[Data records for software interfaces]

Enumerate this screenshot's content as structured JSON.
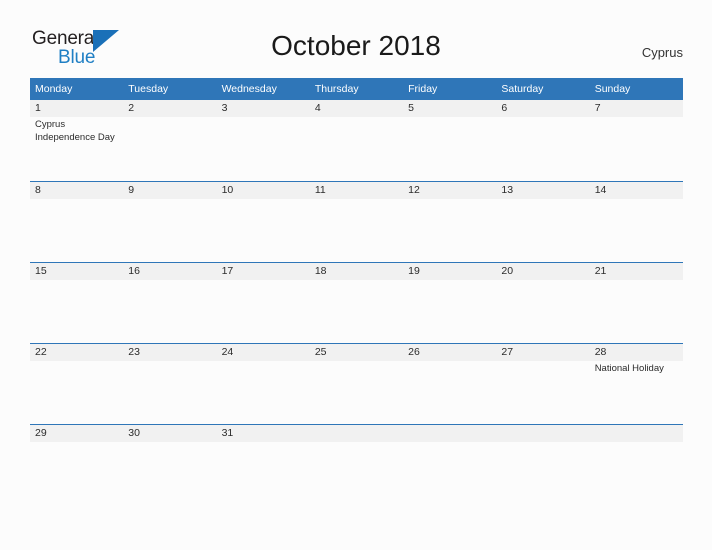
{
  "brand": {
    "logo_text_top": "General",
    "logo_text_bottom": "Blue",
    "logo_triangle_icon": "triangle-icon",
    "accent_color": "#2f76b8",
    "logo_blue_color": "#1f7fc4"
  },
  "header": {
    "title": "October 2018",
    "country": "Cyprus"
  },
  "calendar": {
    "weekday_headers": [
      "Monday",
      "Tuesday",
      "Wednesday",
      "Thursday",
      "Friday",
      "Saturday",
      "Sunday"
    ],
    "weeks": [
      [
        {
          "day": "1",
          "events": [
            "Cyprus",
            "Independence Day"
          ]
        },
        {
          "day": "2",
          "events": []
        },
        {
          "day": "3",
          "events": []
        },
        {
          "day": "4",
          "events": []
        },
        {
          "day": "5",
          "events": []
        },
        {
          "day": "6",
          "events": []
        },
        {
          "day": "7",
          "events": []
        }
      ],
      [
        {
          "day": "8",
          "events": []
        },
        {
          "day": "9",
          "events": []
        },
        {
          "day": "10",
          "events": []
        },
        {
          "day": "11",
          "events": []
        },
        {
          "day": "12",
          "events": []
        },
        {
          "day": "13",
          "events": []
        },
        {
          "day": "14",
          "events": []
        }
      ],
      [
        {
          "day": "15",
          "events": []
        },
        {
          "day": "16",
          "events": []
        },
        {
          "day": "17",
          "events": []
        },
        {
          "day": "18",
          "events": []
        },
        {
          "day": "19",
          "events": []
        },
        {
          "day": "20",
          "events": []
        },
        {
          "day": "21",
          "events": []
        }
      ],
      [
        {
          "day": "22",
          "events": []
        },
        {
          "day": "23",
          "events": []
        },
        {
          "day": "24",
          "events": []
        },
        {
          "day": "25",
          "events": []
        },
        {
          "day": "26",
          "events": []
        },
        {
          "day": "27",
          "events": []
        },
        {
          "day": "28",
          "events": [
            "National Holiday"
          ]
        }
      ],
      [
        {
          "day": "29",
          "events": []
        },
        {
          "day": "30",
          "events": []
        },
        {
          "day": "31",
          "events": []
        },
        {
          "day": "",
          "events": []
        },
        {
          "day": "",
          "events": []
        },
        {
          "day": "",
          "events": []
        },
        {
          "day": "",
          "events": []
        }
      ]
    ]
  }
}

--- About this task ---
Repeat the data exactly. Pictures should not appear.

--- Response area ---
Enumerate this screenshot's content as structured JSON.
{
  "brand": {
    "logo_text_top": "General",
    "logo_text_bottom": "Blue",
    "logo_triangle_icon": "triangle-icon",
    "accent_color": "#2f76b8",
    "logo_blue_color": "#1f7fc4"
  },
  "header": {
    "title": "October 2018",
    "country": "Cyprus"
  },
  "calendar": {
    "weekday_headers": [
      "Monday",
      "Tuesday",
      "Wednesday",
      "Thursday",
      "Friday",
      "Saturday",
      "Sunday"
    ],
    "weeks": [
      [
        {
          "day": "1",
          "events": [
            "Cyprus",
            "Independence Day"
          ]
        },
        {
          "day": "2",
          "events": []
        },
        {
          "day": "3",
          "events": []
        },
        {
          "day": "4",
          "events": []
        },
        {
          "day": "5",
          "events": []
        },
        {
          "day": "6",
          "events": []
        },
        {
          "day": "7",
          "events": []
        }
      ],
      [
        {
          "day": "8",
          "events": []
        },
        {
          "day": "9",
          "events": []
        },
        {
          "day": "10",
          "events": []
        },
        {
          "day": "11",
          "events": []
        },
        {
          "day": "12",
          "events": []
        },
        {
          "day": "13",
          "events": []
        },
        {
          "day": "14",
          "events": []
        }
      ],
      [
        {
          "day": "15",
          "events": []
        },
        {
          "day": "16",
          "events": []
        },
        {
          "day": "17",
          "events": []
        },
        {
          "day": "18",
          "events": []
        },
        {
          "day": "19",
          "events": []
        },
        {
          "day": "20",
          "events": []
        },
        {
          "day": "21",
          "events": []
        }
      ],
      [
        {
          "day": "22",
          "events": []
        },
        {
          "day": "23",
          "events": []
        },
        {
          "day": "24",
          "events": []
        },
        {
          "day": "25",
          "events": []
        },
        {
          "day": "26",
          "events": []
        },
        {
          "day": "27",
          "events": []
        },
        {
          "day": "28",
          "events": [
            "National Holiday"
          ]
        }
      ],
      [
        {
          "day": "29",
          "events": []
        },
        {
          "day": "30",
          "events": []
        },
        {
          "day": "31",
          "events": []
        },
        {
          "day": "",
          "events": []
        },
        {
          "day": "",
          "events": []
        },
        {
          "day": "",
          "events": []
        },
        {
          "day": "",
          "events": []
        }
      ]
    ]
  }
}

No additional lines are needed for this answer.